Just last Friday, I was in the Access Fund bathroom at Rifle Mountain Park on a rest day when someone rudely (I thought at the time) started banging on the door.
“Just a second!” Wow, they must really have to go I thought.
Instead of a fellow camper desperate for the restroom, I heard a Garfield County Ranger on the other side of the door.
“This is to inform you of a mandatory evacuation from Rifle Mtn. Park due to fire risk. Please evacuate as soon as possible.”
Chris, our friend Ben from Vegas, and I were enjoying a relaxing mid-morning of our rest day when we thought we smelled smoke and then heard the news first-hand.
And so, our projects would have to wait. At first we all kind of thought everyone was over-reacting. How close could the fire really be? Were we really at risk?
Sure enough, we drove a few miles outside the canyon and noticed the huge billows of dark smoke and actual flames heading toward the canyon. I had never seen anything like this. We were so mesmerized by this natural disaster that we hung out for about an hour, and it was terrifying how quickly the fire had spread in that time alone. It was a windy day, and we watched the hot shots ruthlessly try to combat the flames with their tiny planes and seemingly futile attempts of smothering it with retardant as the fire continued to expand.
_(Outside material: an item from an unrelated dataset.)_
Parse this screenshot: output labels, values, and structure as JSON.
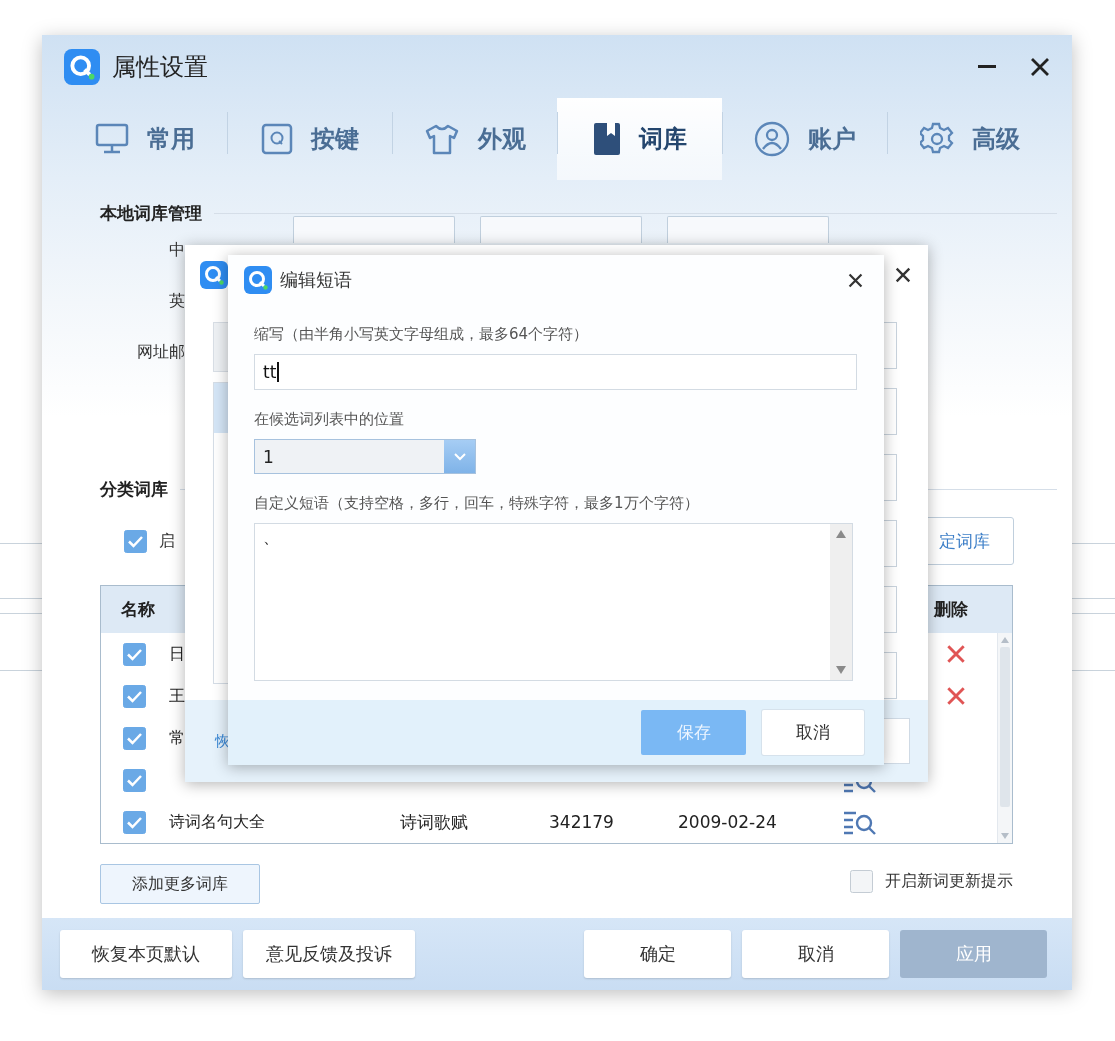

Chris and I decided we wanted to spend most of this summer in our favorite semi-local spot, Rifle- the sport climber’s paradise. We had been in Rifle camping for about ten days and had planned on spending a few more days before heading to Boulder for a week. My heart sank at the thought of our beautiful canyon where we have had so many fun times and memories burning to the ground. What would happen to all the climbing routes, bolts, draws, cabins, and campsites? The thought was too hard to imagine.
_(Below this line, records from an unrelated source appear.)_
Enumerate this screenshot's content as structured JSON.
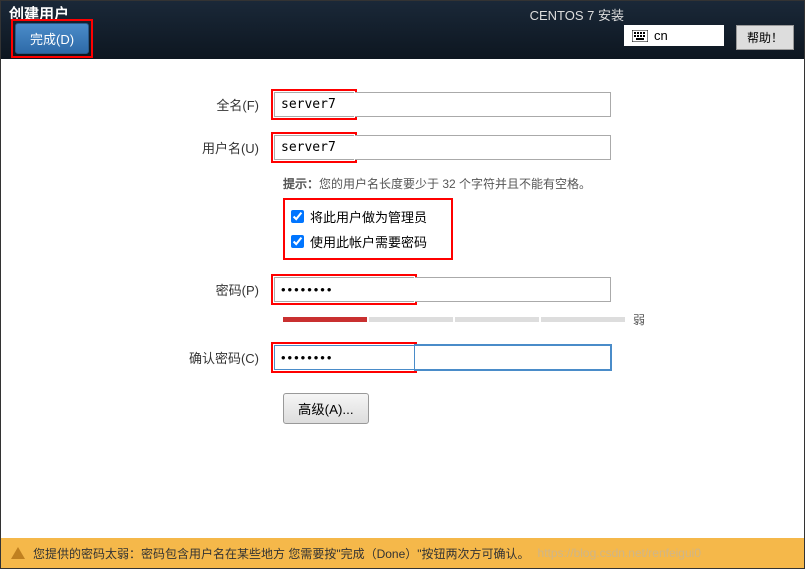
{
  "header": {
    "title": "创建用户",
    "done_label": "完成(D)",
    "installer_title": "CENTOS 7 安装",
    "keyboard_layout": "cn",
    "help_label": "帮助！"
  },
  "form": {
    "fullname_label": "全名(F)",
    "fullname_value": "server7",
    "username_label": "用户名(U)",
    "username_value": "server7",
    "hint_prefix": "提示：",
    "hint_text": "您的用户名长度要少于 32 个字符并且不能有空格。",
    "admin_check_label": "将此用户做为管理员",
    "admin_checked": true,
    "reqpw_check_label": "使用此帐户需要密码",
    "reqpw_checked": true,
    "password_label": "密码(P)",
    "password_value": "••••••••",
    "strength_label": "弱",
    "confirm_label": "确认密码(C)",
    "confirm_value": "••••••••",
    "advanced_label": "高级(A)..."
  },
  "warning": {
    "text": "您提供的密码太弱：密码包含用户名在某些地方  您需要按\"完成（Done）\"按钮两次方可确认。",
    "watermark": "https://blog.csdn.net/renfeigui0"
  }
}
Luckily, last Sunday afternoon Rifle opened back up and the fire is about 85% contained, and about 480 acres of forest burned. We plan on heading back on Monday to give our projects some more burns. Pun intended.